Last Sunday, in the town of Ivanovo, 200 miles northeast of Moscow, the curtain fell on Mirror: the Seventh International Andrei Tarkovsky Film Festival. The annual festival aims, above all, to commemorate the great director — not just as a cult auteur revered across the world for films like Stalker and Solaris, but as a man of many talents. But, more than this, it’s also a bold attempt to use Tarkovsky’s talent, and his extraordinary back catalogue, to establish the region as a centre for cinema.
When the festival was first held in 2007, organisers showed a full retrospective of Tarkovsky’s works. (Remarkably for this day and age, they were all shown on 35mm film, not digital.) But now, in a strategy pioneered by its president, director Pavel Lungin, the festival seeks to find films and filmmakers that recall the spirit and style of Tarkovsky. After a spell showing known Tarkovsky favourites (in particular those on his famous “top ten” list, like The Seven Samurai and City Lights), recent years have witnessed an impressive succession of international directors such as Béla Tarr (The Turin Horse), Sergei Loznitsa (In The Fog) Giorgos Lantimos (Alps) and Julia Loktev (Lonely Planet). Previous jury chairmen have included Theodoros Angelopoulos and Ralph Fiennes. The British actor, who was in attendance again this year, is, it turns out, something of a Tarkovsky connoisseur, and now serves as one of the festival’s trustees.
“Mirror gives the whole of Ivanovo region some cultural impetus”
This year’s lineup featured ten recent art-house films from around the globe — Norway, Belgium, Bulgaria — including features, documentaries and animations. Russia was represented by Alexei Fedorchenko’s The Celestial Wives of Meadow Mari, fresh from its prize-winning turn at the recent Kinotavr Russian Film Festival in Sochi. The screening programme was backed up by an international conference, The Phenomenon of Andrei Tarkovsky in Intellectual and Artistic Culture, which was kicked off with an exhibition by Swedish journalist Lars-Olof Löthwall, Andrei Tarkovsky — My Unknown Friend.
The biggest innovation of the recent years has been to move the main part of the festival from the small town of Ivanovo to the altogether tiny town of Plyos. On the one hand, this change has cut the festival off from a good section of potential viewers — Mirror is above all a festival for ordinary cinema-goers (local citizens could, and did, come along for the closing ceremony); on the other hand, the switch of location seems like a smart strategic move: you really do get more of a sense of the power of place in Plyos, a picturesque town in beautiful scenery on the banks of the Volga, than in industrial Ivanovo.
The festival also takes in the still smaller town of Yuryevets, Tarkovsky’s hometown. Guests were given a traditional greeting with bread, songs and dancing by local residents, before Fiennes and Lungin planted a tree near Tarkovsky’s house and, in homage to one of the key symbols in the great director’s work, rang a bell.
Still from Stalker (1979)
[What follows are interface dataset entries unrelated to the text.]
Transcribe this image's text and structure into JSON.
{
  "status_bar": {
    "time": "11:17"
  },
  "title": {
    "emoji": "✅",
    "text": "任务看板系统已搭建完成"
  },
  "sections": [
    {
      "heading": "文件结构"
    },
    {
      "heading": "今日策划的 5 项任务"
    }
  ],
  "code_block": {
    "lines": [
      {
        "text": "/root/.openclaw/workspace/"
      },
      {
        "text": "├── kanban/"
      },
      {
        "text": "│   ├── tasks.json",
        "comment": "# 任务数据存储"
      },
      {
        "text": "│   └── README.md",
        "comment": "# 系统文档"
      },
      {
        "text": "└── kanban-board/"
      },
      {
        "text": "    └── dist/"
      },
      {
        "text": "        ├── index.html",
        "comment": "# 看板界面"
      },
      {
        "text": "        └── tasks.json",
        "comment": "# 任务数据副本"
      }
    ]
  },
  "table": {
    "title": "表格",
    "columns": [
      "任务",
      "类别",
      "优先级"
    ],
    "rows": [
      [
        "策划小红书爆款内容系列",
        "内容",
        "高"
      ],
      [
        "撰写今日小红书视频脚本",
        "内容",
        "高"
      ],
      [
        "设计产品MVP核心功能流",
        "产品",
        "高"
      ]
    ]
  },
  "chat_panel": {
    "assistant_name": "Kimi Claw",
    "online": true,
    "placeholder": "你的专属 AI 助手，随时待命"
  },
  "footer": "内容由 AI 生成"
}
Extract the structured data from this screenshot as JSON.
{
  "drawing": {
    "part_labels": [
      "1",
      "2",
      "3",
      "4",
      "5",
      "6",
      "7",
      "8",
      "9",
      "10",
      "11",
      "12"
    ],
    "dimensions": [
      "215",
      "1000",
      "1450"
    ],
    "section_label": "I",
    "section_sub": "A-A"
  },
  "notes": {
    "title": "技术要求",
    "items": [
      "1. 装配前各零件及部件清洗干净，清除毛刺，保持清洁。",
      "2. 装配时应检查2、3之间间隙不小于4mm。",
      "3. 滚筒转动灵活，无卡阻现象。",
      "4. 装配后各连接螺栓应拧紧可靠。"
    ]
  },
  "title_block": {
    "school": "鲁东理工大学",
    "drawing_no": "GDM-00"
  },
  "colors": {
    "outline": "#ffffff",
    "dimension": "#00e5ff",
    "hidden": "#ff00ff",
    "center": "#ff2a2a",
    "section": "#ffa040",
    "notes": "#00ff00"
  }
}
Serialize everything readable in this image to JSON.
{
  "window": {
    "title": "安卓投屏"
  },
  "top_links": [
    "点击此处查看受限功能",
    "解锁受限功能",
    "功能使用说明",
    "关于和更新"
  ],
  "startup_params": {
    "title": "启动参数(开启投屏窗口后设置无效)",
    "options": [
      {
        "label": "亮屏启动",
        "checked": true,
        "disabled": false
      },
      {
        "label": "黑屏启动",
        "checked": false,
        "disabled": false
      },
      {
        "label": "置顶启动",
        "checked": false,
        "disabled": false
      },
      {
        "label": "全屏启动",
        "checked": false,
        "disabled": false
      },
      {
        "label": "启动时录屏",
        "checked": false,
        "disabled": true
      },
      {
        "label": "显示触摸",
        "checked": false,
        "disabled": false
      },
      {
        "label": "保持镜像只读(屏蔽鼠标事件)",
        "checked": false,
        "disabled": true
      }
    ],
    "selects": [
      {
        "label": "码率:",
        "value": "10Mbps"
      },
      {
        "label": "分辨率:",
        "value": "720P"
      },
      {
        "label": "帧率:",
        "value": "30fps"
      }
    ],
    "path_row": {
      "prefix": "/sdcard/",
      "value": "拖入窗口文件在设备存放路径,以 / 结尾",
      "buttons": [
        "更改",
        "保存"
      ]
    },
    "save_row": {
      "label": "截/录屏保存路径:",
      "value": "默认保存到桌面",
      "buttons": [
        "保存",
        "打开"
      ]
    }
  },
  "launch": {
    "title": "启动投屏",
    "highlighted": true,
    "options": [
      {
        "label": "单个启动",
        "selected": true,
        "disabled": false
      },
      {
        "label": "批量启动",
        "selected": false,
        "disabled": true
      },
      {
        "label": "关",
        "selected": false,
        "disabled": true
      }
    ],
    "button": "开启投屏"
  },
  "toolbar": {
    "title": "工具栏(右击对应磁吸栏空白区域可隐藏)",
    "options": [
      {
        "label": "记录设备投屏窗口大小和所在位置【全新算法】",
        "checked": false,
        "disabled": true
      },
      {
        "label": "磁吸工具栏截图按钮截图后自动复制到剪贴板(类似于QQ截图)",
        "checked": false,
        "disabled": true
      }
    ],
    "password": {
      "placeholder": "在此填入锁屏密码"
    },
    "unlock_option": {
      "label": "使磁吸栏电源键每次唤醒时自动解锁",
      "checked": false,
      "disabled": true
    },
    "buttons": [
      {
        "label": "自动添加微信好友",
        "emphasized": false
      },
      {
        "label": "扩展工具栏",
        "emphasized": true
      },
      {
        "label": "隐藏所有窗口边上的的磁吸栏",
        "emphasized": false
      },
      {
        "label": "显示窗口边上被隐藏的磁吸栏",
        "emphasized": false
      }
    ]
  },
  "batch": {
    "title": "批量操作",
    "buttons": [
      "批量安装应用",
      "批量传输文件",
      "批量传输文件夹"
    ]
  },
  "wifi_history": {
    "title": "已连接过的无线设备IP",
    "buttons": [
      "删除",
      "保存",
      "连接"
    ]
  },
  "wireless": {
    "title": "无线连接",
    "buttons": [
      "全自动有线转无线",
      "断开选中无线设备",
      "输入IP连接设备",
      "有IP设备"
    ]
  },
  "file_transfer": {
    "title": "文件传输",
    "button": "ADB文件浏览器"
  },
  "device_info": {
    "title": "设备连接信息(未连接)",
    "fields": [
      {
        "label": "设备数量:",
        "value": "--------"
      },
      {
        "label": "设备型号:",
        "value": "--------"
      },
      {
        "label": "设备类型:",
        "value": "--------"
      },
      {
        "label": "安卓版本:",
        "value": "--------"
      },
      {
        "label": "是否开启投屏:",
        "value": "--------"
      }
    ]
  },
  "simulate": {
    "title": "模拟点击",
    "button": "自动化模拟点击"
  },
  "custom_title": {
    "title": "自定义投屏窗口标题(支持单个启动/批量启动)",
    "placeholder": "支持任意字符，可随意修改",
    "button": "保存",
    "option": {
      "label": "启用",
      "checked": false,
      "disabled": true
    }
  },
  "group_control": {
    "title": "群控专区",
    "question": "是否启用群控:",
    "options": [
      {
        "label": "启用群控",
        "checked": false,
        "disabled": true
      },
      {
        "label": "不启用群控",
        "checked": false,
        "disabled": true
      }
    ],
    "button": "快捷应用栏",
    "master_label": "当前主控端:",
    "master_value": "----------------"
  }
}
The fact that the festival takes place in several towns at once is another plus. If only for a week, Mirror gives the whole of Ivanovo region some cultural impetus. The archive on which so much money has been spent is still of more interest to visitors from Moscow and further afield, but this example might inspire similar interest in local residents. This is the main aim of local festivals like this — to help shape a whole cultural landscape.
Nevertheless, the highlight of this year’s Mirror, and the biggest potential boon for the region, was the unveiling of Tarkovsky’s personal archive, bought at auction at the end of last year by representatives of the regional government (who exactly did the buying undisclosed). The archive was initially valued by Sotheby’s in London at 30,000 euros, but rival bidders such as Lars von Trier — a big fan of films like Mirror and Andrei Rublev — were left disappointed when the final price rose to £1.3 million. The previous owner of the archive, film critic and director Olga Surkova, followed Tarkovsky for many years, writing down his thoughts in notebooks as well as recording audio and taking photos. The archive now contains 600 artefacts that illuminate not only the director’s life, but also the whole period. It features drafts of scripts (and even the original screenplay for Mirror) and personal correspondence, including the director’s well-known letter to Brezhnev in which he asked the Soviet premier to lift the ban on screening Andrei Rublev in the Soviet Union.
“The highlight of this year’s Mirror was the unveiling of Tarkovsky’s personal archive”
There is, however, one problem with the archive as it is now: it’s an amazing resource, but it’s impossible to learn anything from it. The temporary exhibition that was put on only for the duration of the festival showed only a fraction of the material: a few photographs projected onto a wall, a suitcase, some letters and some closed notebooks. Everything was locked away under glass, and there was practically nothing available to read. The exhibition’s curator Mikhail Dmitriyev said the situation was only temporary: “All we can do at the moment is get people interested in the materials and then invite them back for a more comprehensive exhibition in the future.”
After the festival and temporary exhibition in Ivanovo, the archive will move to Yuryevets. The authorities are already building a hotel, adjoining the house he was born in, for the specialists who are expected to come to use the archive for research. The house is already a Tarkovsky museum, but it’s clearly unsuitable for an archive of this size and importance. How the present owners of the archive will extricate themselves form this situation only time will tell. Dmitriyev says that things will start moving in a couple of years, and there is even the chance of a digital version. All we can do is wait.
All Tarkovsky’s films can be viewed online.